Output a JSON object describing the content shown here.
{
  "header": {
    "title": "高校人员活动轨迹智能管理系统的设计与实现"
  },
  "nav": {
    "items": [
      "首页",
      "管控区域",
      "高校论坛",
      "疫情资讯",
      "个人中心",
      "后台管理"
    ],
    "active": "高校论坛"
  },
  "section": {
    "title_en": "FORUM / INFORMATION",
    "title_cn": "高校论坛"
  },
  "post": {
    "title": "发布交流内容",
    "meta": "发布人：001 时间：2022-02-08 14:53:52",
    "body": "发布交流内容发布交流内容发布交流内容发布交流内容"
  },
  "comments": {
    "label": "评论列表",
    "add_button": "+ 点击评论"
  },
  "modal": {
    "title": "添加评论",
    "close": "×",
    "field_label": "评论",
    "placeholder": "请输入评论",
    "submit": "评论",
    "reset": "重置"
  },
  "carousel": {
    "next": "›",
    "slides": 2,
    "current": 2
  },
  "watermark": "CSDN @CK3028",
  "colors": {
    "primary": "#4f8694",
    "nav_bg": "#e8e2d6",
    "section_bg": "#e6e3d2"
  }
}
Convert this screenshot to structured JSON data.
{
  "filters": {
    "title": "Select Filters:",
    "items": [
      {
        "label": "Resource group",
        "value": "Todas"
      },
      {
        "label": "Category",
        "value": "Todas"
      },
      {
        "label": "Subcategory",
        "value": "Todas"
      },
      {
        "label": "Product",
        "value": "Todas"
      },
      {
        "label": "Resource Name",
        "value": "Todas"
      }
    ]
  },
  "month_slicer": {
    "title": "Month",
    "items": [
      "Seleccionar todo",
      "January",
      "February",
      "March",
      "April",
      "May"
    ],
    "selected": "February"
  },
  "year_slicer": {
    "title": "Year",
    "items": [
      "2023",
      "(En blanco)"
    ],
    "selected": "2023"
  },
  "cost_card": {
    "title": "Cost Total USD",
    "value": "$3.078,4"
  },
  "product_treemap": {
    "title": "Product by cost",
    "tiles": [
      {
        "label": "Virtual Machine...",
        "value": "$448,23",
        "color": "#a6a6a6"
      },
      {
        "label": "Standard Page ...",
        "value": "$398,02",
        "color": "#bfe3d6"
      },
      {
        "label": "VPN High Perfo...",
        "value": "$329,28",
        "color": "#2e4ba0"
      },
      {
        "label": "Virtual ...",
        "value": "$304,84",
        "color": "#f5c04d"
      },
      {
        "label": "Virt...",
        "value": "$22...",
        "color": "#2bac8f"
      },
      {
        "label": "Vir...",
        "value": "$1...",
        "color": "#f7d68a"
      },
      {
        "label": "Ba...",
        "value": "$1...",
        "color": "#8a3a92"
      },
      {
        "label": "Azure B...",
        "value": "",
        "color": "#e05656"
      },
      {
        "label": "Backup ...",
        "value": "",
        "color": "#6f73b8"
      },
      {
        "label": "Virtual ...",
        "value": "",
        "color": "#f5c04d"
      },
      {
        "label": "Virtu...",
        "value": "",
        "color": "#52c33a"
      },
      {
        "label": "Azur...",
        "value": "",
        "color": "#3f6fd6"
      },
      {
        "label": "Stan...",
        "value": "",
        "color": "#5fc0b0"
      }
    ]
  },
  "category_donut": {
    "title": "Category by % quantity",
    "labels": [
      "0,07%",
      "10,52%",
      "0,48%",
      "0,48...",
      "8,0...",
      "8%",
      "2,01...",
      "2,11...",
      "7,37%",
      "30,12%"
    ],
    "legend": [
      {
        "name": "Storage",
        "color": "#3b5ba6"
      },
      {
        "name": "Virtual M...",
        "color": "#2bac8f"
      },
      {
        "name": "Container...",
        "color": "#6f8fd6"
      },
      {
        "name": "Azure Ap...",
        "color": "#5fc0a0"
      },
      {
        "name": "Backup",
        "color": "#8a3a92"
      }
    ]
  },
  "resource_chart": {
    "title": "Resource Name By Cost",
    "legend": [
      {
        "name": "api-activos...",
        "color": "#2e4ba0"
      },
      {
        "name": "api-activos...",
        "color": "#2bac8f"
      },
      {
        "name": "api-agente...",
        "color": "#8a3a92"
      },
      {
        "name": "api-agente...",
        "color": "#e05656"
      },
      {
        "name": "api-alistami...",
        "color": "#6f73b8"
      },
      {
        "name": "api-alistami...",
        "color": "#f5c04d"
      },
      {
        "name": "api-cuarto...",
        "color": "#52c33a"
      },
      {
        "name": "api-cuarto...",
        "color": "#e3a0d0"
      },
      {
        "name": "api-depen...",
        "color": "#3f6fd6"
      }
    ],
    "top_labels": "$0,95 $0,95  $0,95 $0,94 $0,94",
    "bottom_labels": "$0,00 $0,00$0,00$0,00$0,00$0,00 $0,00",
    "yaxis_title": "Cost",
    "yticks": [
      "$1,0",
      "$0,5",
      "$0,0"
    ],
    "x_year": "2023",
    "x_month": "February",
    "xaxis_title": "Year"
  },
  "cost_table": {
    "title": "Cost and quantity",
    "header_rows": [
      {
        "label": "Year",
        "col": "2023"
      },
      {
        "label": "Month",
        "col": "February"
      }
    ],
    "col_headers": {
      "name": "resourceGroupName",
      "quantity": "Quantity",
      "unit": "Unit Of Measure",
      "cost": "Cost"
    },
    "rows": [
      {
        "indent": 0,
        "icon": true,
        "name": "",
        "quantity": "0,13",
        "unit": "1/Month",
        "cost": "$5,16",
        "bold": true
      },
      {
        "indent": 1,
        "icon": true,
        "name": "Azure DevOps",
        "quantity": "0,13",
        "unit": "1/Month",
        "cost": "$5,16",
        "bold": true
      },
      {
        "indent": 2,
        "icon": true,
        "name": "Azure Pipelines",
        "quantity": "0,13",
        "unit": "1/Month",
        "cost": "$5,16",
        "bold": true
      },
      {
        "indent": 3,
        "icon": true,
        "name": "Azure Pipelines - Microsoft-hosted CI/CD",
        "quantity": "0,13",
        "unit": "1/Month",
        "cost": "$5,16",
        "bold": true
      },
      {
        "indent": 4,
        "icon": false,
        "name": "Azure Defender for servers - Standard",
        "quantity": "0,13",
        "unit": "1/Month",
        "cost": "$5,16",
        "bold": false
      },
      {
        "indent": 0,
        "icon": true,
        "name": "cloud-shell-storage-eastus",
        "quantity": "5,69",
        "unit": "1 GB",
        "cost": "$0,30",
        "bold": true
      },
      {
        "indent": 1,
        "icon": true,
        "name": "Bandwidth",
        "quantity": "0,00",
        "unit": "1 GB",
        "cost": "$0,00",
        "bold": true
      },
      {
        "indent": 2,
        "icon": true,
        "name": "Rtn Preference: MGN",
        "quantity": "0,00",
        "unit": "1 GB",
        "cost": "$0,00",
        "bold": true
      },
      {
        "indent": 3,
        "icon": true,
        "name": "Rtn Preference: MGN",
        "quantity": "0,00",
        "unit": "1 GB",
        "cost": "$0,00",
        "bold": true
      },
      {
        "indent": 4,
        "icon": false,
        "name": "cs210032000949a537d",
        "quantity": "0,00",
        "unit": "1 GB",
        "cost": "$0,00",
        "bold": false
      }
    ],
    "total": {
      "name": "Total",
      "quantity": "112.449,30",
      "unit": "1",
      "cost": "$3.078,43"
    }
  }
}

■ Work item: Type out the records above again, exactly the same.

■ Response:
Output a JSON object describing the content shown here.
{
  "header": {
    "title": "高校人员活动轨迹智能管理系统的设计与实现"
  },
  "nav": {
    "items": [
      "首页",
      "管控区域",
      "高校论坛",
      "疫情资讯",
      "个人中心",
      "后台管理"
    ],
    "active": "高校论坛"
  },
  "section": {
    "title_en": "FORUM / INFORMATION",
    "title_cn": "高校论坛"
  },
  "post": {
    "title": "发布交流内容",
    "meta": "发布人：001 时间：2022-02-08 14:53:52",
    "body": "发布交流内容发布交流内容发布交流内容发布交流内容"
  },
  "comments": {
    "label": "评论列表",
    "add_button": "+ 点击评论"
  },
  "modal": {
    "title": "添加评论",
    "close": "×",
    "field_label": "评论",
    "placeholder": "请输入评论",
    "submit": "评论",
    "reset": "重置"
  },
  "carousel": {
    "next": "›",
    "slides": 2,
    "current": 2
  },
  "watermark": "CSDN @CK3028",
  "colors": {
    "primary": "#4f8694",
    "nav_bg": "#e8e2d6",
    "section_bg": "#e6e3d2"
  }
}
Convert this screenshot to structured JSON data.
{
  "filters": {
    "title": "Select Filters:",
    "items": [
      {
        "label": "Resource group",
        "value": "Todas"
      },
      {
        "label": "Category",
        "value": "Todas"
      },
      {
        "label": "Subcategory",
        "value": "Todas"
      },
      {
        "label": "Product",
        "value": "Todas"
      },
      {
        "label": "Resource Name",
        "value": "Todas"
      }
    ]
  },
  "month_slicer": {
    "title": "Month",
    "items": [
      "Seleccionar todo",
      "January",
      "February",
      "March",
      "April",
      "May"
    ],
    "selected": "February"
  },
  "year_slicer": {
    "title": "Year",
    "items": [
      "2023",
      "(En blanco)"
    ],
    "selected": "2023"
  },
  "cost_card": {
    "title": "Cost Total USD",
    "value": "$3.078,4"
  },
  "product_treemap": {
    "title": "Product by cost",
    "tiles": [
      {
        "label": "Virtual Machine...",
        "value": "$448,23",
        "color": "#a6a6a6"
      },
      {
        "label": "Standard Page ...",
        "value": "$398,02",
        "color": "#bfe3d6"
      },
      {
        "label": "VPN High Perfo...",
        "value": "$329,28",
        "color": "#2e4ba0"
      },
      {
        "label": "Virtual ...",
        "value": "$304,84",
        "color": "#f5c04d"
      },
      {
        "label": "Virt...",
        "value": "$22...",
        "color": "#2bac8f"
      },
      {
        "label": "Vir...",
        "value": "$1...",
        "color": "#f7d68a"
      },
      {
        "label": "Ba...",
        "value": "$1...",
        "color": "#8a3a92"
      },
      {
        "label": "Azure B...",
        "value": "",
        "color": "#e05656"
      },
      {
        "label": "Backup ...",
        "value": "",
        "color": "#6f73b8"
      },
      {
        "label": "Virtual ...",
        "value": "",
        "color": "#f5c04d"
      },
      {
        "label": "Virtu...",
        "value": "",
        "color": "#52c33a"
      },
      {
        "label": "Azur...",
        "value": "",
        "color": "#3f6fd6"
      },
      {
        "label": "Stan...",
        "value": "",
        "color": "#5fc0b0"
      }
    ]
  },
  "category_donut": {
    "title": "Category by % quantity",
    "labels": [
      "0,07%",
      "10,52%",
      "0,48%",
      "0,48...",
      "8,0...",
      "8%",
      "2,01...",
      "2,11...",
      "7,37%",
      "30,12%"
    ],
    "legend": [
      {
        "name": "Storage",
        "color": "#3b5ba6"
      },
      {
        "name": "Virtual M...",
        "color": "#2bac8f"
      },
      {
        "name": "Container...",
        "color": "#6f8fd6"
      },
      {
        "name": "Azure Ap...",
        "color": "#5fc0a0"
      },
      {
        "name": "Backup",
        "color": "#8a3a92"
      }
    ]
  },
  "resource_chart": {
    "title": "Resource Name By Cost",
    "legend": [
      {
        "name": "api-activos...",
        "color": "#2e4ba0"
      },
      {
        "name": "api-activos...",
        "color": "#2bac8f"
      },
      {
        "name": "api-agente...",
        "color": "#8a3a92"
      },
      {
        "name": "api-agente...",
        "color": "#e05656"
      },
      {
        "name": "api-alistami...",
        "color": "#6f73b8"
      },
      {
        "name": "api-alistami...",
        "color": "#f5c04d"
      },
      {
        "name": "api-cuarto...",
        "color": "#52c33a"
      },
      {
        "name": "api-cuarto...",
        "color": "#e3a0d0"
      },
      {
        "name": "api-depen...",
        "color": "#3f6fd6"
      }
    ],
    "top_labels": "$0,95 $0,95  $0,95 $0,94 $0,94",
    "bottom_labels": "$0,00 $0,00$0,00$0,00$0,00$0,00 $0,00",
    "yaxis_title": "Cost",
    "yticks": [
      "$1,0",
      "$0,5",
      "$0,0"
    ],
    "x_year": "2023",
    "x_month": "February",
    "xaxis_title": "Year"
  },
  "cost_table": {
    "title": "Cost and quantity",
    "header_rows": [
      {
        "label": "Year",
        "col": "2023"
      },
      {
        "label": "Month",
        "col": "February"
      }
    ],
    "col_headers": {
      "name": "resourceGroupName",
      "quantity": "Quantity",
      "unit": "Unit Of Measure",
      "cost": "Cost"
    },
    "rows": [
      {
        "indent": 0,
        "icon": true,
        "name": "",
        "quantity": "0,13",
        "unit": "1/Month",
        "cost": "$5,16",
        "bold": true
      },
      {
        "indent": 1,
        "icon": true,
        "name": "Azure DevOps",
        "quantity": "0,13",
        "unit": "1/Month",
        "cost": "$5,16",
        "bold": true
      },
      {
        "indent": 2,
        "icon": true,
        "name": "Azure Pipelines",
        "quantity": "0,13",
        "unit": "1/Month",
        "cost": "$5,16",
        "bold": true
      },
      {
        "indent": 3,
        "icon": true,
        "name": "Azure Pipelines - Microsoft-hosted CI/CD",
        "quantity": "0,13",
        "unit": "1/Month",
        "cost": "$5,16",
        "bold": true
      },
      {
        "indent": 4,
        "icon": false,
        "name": "Azure Defender for servers - Standard",
        "quantity": "0,13",
        "unit": "1/Month",
        "cost": "$5,16",
        "bold": false
      },
      {
        "indent": 0,
        "icon": true,
        "name": "cloud-shell-storage-eastus",
        "quantity": "5,69",
        "unit": "1 GB",
        "cost": "$0,30",
        "bold": true
      },
      {
        "indent": 1,
        "icon": true,
        "name": "Bandwidth",
        "quantity": "0,00",
        "unit": "1 GB",
        "cost": "$0,00",
        "bold": true
      },
      {
        "indent": 2,
        "icon": true,
        "name": "Rtn Preference: MGN",
        "quantity": "0,00",
        "unit": "1 GB",
        "cost": "$0,00",
        "bold": true
      },
      {
        "indent": 3,
        "icon": true,
        "name": "Rtn Preference: MGN",
        "quantity": "0,00",
        "unit": "1 GB",
        "cost": "$0,00",
        "bold": true
      },
      {
        "indent": 4,
        "icon": false,
        "name": "cs210032000949a537d",
        "quantity": "0,00",
        "unit": "1 GB",
        "cost": "$0,00",
        "bold": false
      }
    ],
    "total": {
      "name": "Total",
      "quantity": "112.449,30",
      "unit": "1",
      "cost": "$3.078,43"
    }
  }
}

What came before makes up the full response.